This is a relatively new entry into the Guinness product line. Frankly, it’s interesting to see anything new come out of a brewery so known for one beer. I’m not sure where their reticence to release new products comes from, but it’s probably akin to the double-edged nature of being a one-hit-wonder band. They may pack concert halls into perpetuity, but every attempt to debut new material will be met with angry clamoring for the fan favorite.
The Guinness Black Lager is a warm, summery yellow. Its fizzy tan head summons small armies of fuschia Cookie Monsters, all taunting me for botching that game-winning catch back in 2nd grade little league. If the beer just appears more of a “black” color to you, clearly your shrooms haven’t kicked in yet.
As with many stouts, this one hosts a mild burnt toast smell and some light maltiness to the nose. However, when venturing for the first sip it is important to not allow the deep color and roasted aroma to beguile you into thinking you’re drinking something bigger than a lager. With that framework in mind, you can really appreciate what this has to offer.
The burnt aromas translate into a more roasted flavor with hints of charcoal. However, the body and flavor overall are very light and refreshing. A mild grassy hop flavor transitions in from the bitter of the charcoal and makes the experience crisp. The carbonation makes it a tad prickly, but it’s tolerable. There’s not a lot of depth beyond that, but I don’t think it needs it.
I’ve had better black lagers, but this is decent.

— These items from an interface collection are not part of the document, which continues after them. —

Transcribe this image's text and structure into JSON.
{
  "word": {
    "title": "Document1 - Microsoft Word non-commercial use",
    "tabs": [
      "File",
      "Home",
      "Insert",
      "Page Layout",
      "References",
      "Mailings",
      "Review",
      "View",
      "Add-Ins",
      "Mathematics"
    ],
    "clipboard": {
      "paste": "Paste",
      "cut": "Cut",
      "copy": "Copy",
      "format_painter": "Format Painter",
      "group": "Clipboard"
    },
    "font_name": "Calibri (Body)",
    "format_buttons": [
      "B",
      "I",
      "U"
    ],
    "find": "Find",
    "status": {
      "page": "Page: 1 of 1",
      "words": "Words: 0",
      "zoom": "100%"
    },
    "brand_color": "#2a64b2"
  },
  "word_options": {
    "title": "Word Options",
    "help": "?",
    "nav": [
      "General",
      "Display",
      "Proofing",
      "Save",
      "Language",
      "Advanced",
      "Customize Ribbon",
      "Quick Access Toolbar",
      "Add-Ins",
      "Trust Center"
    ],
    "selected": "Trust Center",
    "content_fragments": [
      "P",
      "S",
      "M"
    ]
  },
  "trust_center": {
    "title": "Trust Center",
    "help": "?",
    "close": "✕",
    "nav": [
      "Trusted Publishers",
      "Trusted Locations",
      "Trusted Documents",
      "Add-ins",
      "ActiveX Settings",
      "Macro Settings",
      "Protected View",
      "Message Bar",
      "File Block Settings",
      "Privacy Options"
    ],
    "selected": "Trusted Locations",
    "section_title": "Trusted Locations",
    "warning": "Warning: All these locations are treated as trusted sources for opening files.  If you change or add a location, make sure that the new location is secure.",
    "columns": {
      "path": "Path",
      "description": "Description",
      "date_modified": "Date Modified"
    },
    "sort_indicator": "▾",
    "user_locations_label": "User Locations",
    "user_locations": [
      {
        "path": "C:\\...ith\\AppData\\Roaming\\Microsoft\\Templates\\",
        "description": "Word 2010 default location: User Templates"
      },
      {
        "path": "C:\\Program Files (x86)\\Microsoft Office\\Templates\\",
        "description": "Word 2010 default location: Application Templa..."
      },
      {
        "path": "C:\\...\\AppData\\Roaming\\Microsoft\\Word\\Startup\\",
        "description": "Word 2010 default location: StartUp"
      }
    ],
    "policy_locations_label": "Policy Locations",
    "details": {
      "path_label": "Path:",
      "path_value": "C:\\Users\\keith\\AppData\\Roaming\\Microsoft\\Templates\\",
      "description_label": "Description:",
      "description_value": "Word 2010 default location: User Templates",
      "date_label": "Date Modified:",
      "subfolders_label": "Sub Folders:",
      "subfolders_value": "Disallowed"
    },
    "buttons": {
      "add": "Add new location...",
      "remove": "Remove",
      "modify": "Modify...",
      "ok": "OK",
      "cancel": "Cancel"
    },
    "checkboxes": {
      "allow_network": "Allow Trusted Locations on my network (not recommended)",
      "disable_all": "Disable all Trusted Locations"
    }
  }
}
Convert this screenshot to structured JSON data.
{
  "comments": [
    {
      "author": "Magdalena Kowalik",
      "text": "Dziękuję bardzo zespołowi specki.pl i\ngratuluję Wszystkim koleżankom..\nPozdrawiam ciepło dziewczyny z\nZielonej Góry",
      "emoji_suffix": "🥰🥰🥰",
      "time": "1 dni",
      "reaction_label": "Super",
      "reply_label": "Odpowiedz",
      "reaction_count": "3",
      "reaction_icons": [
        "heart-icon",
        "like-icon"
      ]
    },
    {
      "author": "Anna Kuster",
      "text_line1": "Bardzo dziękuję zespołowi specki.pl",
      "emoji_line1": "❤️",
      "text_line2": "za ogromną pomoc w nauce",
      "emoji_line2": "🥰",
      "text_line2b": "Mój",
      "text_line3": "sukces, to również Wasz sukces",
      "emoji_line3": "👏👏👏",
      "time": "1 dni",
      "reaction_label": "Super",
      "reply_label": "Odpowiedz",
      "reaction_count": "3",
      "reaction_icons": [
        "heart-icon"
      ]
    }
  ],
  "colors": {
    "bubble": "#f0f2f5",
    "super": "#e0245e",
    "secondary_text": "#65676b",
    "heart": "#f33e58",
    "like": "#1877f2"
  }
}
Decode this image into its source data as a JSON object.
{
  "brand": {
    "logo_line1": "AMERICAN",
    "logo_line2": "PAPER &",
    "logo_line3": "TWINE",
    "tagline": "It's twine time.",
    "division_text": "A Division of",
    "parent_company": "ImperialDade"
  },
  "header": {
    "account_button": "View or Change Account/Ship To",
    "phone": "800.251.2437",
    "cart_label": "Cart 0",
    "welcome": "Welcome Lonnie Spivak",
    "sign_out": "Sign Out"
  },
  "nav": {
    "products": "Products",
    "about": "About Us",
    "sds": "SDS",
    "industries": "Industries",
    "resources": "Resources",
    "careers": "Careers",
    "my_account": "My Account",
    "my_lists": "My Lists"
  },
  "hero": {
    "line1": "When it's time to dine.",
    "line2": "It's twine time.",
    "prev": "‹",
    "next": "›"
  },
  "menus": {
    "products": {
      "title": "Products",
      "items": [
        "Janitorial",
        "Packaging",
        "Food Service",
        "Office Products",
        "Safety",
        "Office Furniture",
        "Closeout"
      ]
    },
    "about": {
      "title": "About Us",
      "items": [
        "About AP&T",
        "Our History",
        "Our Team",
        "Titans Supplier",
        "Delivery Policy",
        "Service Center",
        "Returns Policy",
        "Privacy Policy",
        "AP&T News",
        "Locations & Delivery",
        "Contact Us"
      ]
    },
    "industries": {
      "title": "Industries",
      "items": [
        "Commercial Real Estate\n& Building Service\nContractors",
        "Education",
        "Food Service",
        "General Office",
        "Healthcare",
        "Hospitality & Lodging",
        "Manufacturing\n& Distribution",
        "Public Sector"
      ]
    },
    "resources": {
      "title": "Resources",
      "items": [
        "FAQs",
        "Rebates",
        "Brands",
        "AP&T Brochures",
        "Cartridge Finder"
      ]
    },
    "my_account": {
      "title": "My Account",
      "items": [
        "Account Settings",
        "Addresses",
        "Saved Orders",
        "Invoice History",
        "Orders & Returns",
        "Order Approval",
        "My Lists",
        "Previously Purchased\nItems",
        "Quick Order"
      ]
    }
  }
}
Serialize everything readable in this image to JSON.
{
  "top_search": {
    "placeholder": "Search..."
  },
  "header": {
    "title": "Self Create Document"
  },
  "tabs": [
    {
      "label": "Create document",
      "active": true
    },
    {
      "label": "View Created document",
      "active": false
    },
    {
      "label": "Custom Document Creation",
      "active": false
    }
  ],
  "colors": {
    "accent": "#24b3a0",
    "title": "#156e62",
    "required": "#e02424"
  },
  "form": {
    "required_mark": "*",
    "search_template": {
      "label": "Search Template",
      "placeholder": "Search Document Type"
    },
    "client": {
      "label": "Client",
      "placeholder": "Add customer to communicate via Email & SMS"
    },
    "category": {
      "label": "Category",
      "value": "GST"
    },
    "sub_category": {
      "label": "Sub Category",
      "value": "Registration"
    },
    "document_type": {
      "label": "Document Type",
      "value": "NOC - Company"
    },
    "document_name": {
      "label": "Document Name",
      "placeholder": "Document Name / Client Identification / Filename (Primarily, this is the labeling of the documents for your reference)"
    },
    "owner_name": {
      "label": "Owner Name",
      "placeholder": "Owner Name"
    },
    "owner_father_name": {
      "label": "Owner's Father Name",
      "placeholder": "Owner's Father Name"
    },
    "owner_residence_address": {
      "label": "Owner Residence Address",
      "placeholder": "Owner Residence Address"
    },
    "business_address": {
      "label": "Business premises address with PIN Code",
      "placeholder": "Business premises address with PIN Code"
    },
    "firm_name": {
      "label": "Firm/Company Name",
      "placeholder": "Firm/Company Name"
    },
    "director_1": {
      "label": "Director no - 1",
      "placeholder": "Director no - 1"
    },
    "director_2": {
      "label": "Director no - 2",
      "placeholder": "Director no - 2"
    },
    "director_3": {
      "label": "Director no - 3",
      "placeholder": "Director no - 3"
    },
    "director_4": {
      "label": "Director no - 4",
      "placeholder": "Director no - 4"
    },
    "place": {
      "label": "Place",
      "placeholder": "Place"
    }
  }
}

It’s perfect for someone trying to stick with the Irish beers for the holiday but looking to avoid the bloat of the larger beers.
Guinness Extra Stout (6% ABV)
Though you might not anticipate it in a bottle without a rocket widget, be sure to pour the Guinness Extra Stout (GES) with caution. The head will shotgun out of your glass like you summoned the Kraken.
The GES is a slightly blacker black than the previous black beer. Unlike the smooth veneer of velvety head the standard stout produces, this head pours with the consistency of a slurpee. However, just like both of its predecessors, there’s not much to talk about in the nose. It’s just a soft, sweet roasted malt with maybe a hint of molasses.
The carbon flavors in this are more over the top than the previous lot. It has a moderately full body, with a slightly more syrupy texture than the others. The flavor is more nuanced, with notes of coffee and roasted malts, but what really resonates is the burnt bitterness. Its finish has a bit more staying power than previous entries.
This is sturdy and most certainly stout, but definitely forsakes some of the easy drinking of its companions for bigger, darker flavors. Approach with caution.